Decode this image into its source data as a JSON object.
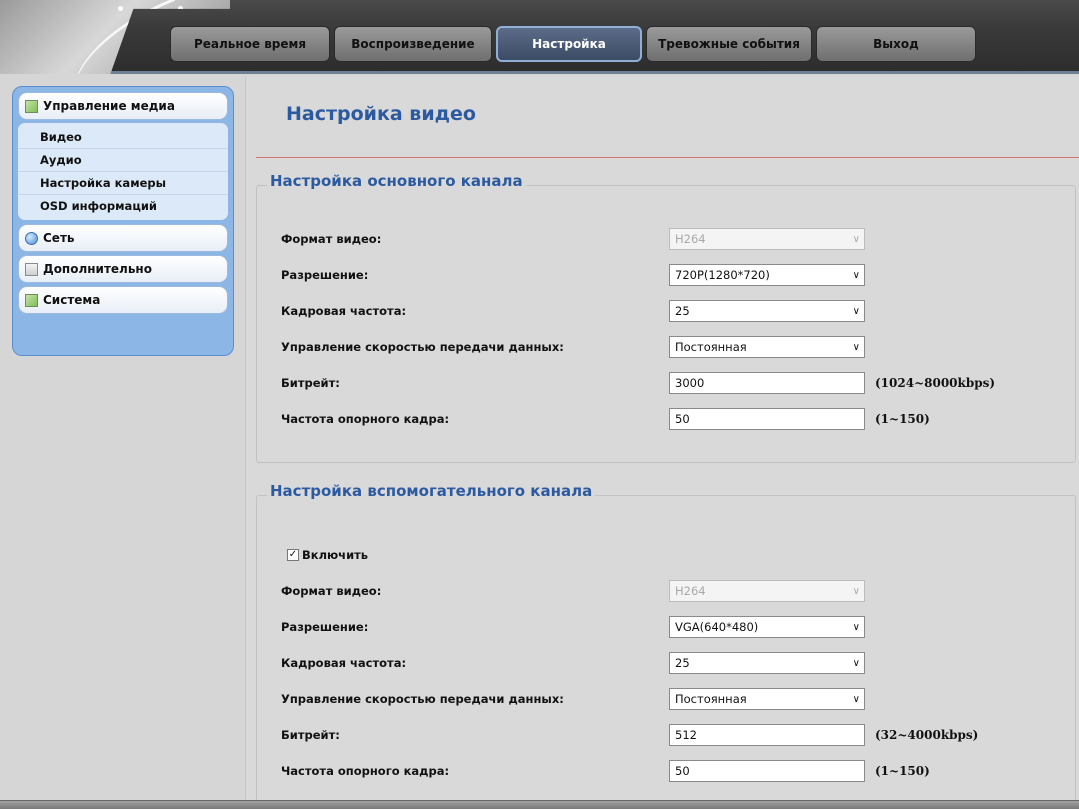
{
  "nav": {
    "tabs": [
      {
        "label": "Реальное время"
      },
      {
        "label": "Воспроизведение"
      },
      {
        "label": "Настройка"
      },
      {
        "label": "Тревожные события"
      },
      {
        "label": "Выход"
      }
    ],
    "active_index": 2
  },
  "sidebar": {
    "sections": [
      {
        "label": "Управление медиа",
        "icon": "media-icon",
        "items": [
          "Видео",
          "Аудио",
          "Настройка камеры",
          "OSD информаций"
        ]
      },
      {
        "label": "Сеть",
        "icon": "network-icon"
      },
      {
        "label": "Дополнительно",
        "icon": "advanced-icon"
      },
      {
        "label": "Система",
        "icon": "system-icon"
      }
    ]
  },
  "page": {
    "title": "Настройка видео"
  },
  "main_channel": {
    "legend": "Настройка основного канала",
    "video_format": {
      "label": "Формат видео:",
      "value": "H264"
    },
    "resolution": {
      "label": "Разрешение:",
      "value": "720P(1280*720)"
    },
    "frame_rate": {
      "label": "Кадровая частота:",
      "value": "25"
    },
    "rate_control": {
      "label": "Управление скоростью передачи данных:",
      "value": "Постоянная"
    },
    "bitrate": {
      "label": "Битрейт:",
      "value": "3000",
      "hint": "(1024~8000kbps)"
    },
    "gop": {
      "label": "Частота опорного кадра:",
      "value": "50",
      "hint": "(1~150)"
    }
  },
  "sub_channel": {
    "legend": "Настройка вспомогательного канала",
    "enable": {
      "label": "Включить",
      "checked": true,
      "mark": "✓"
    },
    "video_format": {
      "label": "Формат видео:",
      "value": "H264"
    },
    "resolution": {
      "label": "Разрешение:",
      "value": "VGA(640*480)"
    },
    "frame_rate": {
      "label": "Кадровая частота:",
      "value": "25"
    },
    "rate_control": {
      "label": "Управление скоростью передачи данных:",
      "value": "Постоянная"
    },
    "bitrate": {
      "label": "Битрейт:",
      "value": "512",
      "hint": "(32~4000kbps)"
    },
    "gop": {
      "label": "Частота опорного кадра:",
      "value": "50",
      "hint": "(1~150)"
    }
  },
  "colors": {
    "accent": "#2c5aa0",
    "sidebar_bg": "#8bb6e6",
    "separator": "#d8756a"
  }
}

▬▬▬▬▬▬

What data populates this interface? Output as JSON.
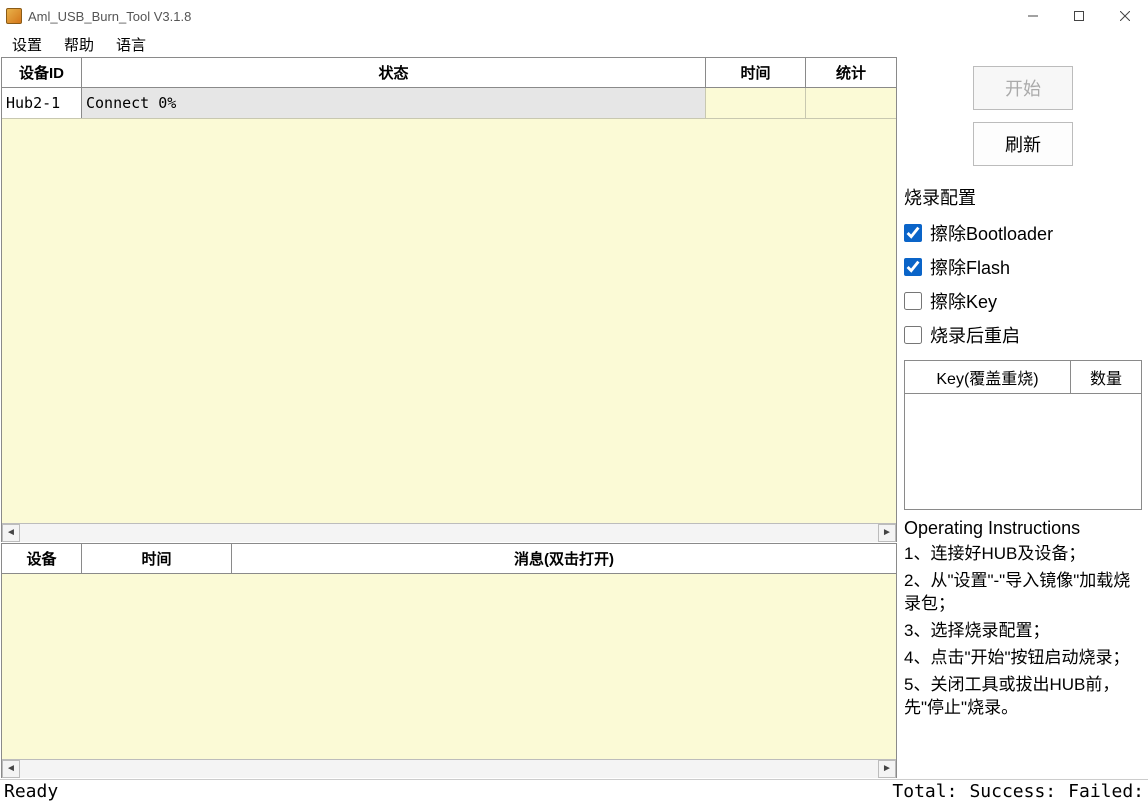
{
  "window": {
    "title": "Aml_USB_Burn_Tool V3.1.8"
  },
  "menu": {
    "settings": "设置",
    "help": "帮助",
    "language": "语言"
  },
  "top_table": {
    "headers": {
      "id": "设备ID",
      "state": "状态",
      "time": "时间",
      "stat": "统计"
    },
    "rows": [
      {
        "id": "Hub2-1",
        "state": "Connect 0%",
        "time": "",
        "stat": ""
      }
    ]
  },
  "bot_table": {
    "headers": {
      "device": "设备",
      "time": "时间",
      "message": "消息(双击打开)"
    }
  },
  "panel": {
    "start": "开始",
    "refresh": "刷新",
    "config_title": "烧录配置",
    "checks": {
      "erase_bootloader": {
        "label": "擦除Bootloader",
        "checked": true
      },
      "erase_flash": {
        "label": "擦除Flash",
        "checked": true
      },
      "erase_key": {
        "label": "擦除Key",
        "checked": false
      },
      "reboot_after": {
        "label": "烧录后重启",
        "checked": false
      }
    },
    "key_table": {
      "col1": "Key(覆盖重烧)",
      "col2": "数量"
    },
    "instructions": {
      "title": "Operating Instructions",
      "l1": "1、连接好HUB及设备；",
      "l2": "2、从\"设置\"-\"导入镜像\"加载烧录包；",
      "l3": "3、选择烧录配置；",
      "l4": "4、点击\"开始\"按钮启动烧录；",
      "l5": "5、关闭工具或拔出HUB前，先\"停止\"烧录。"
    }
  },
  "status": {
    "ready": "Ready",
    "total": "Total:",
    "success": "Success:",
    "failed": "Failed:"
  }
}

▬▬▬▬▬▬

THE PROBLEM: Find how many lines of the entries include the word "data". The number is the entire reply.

ANSWER SPACE: 2